In 2009, India’s CZA, the government agency that oversees Indian zoos, banned elephants from zoo collections nationwide and ordered all zoos to transfer mega-herbivores to rehabilitation camps.
“There are very few zoos in the country, which have enough space to allow the free movement of elephants, as a result of which they are kept chained for long hours, causing stress to the animal,” the CZA said in the 2009 order, one of which a copy was included in Dhawan’s petition.
Still, many elephants remain in zoos across India, including two Asian elephants at the zoo housing Shankar and another African elephant named Rambo at Mysore Zoo in southwestern India. While Youth for Animals is currently focused on freeing Shankar, Dhawan said they also aim to move India’s other captive elephants to sanctuaries.
“The main focus of this campaign is not just about Shankar or an elephant; he is trying to open doors for all captive elephants,” she added. “We really want to inspire other people to speak up too.”
The Aspinall Foundation, a UK-registered animal conservation charity, has agreed to fund and implement Shankar’s translocation and rewilding process to Africa, if Dhawan and Youth for Animals are permitted to do so.
Dhawan, who was born in the United States but moved with her family to India at a young age, said she fell in love with elephants after volunteering with World Animal Protection India during the summer of 2020. It was then that she learned of the mistreatment of captives. elephants in his country of origin.

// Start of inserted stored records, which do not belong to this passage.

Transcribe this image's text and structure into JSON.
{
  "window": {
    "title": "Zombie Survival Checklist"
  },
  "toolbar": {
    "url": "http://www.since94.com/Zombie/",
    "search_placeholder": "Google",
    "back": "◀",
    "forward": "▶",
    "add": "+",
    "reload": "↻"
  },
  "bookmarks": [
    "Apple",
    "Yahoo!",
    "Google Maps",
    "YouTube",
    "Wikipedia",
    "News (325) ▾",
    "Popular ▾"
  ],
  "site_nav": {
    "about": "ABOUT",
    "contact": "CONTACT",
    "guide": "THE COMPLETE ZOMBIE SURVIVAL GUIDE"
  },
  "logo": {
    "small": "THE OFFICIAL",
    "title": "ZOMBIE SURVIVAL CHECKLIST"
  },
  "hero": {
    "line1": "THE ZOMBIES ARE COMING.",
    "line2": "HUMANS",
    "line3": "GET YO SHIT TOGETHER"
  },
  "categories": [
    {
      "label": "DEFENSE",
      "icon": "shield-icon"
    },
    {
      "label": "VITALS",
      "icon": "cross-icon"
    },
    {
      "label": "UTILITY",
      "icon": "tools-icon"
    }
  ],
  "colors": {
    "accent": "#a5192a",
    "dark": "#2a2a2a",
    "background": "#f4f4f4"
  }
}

“I found it ironic because in India I feel like we always praise elephants as those kind of symbols,” she told ABC News, “but our words don’t reflect our shares”.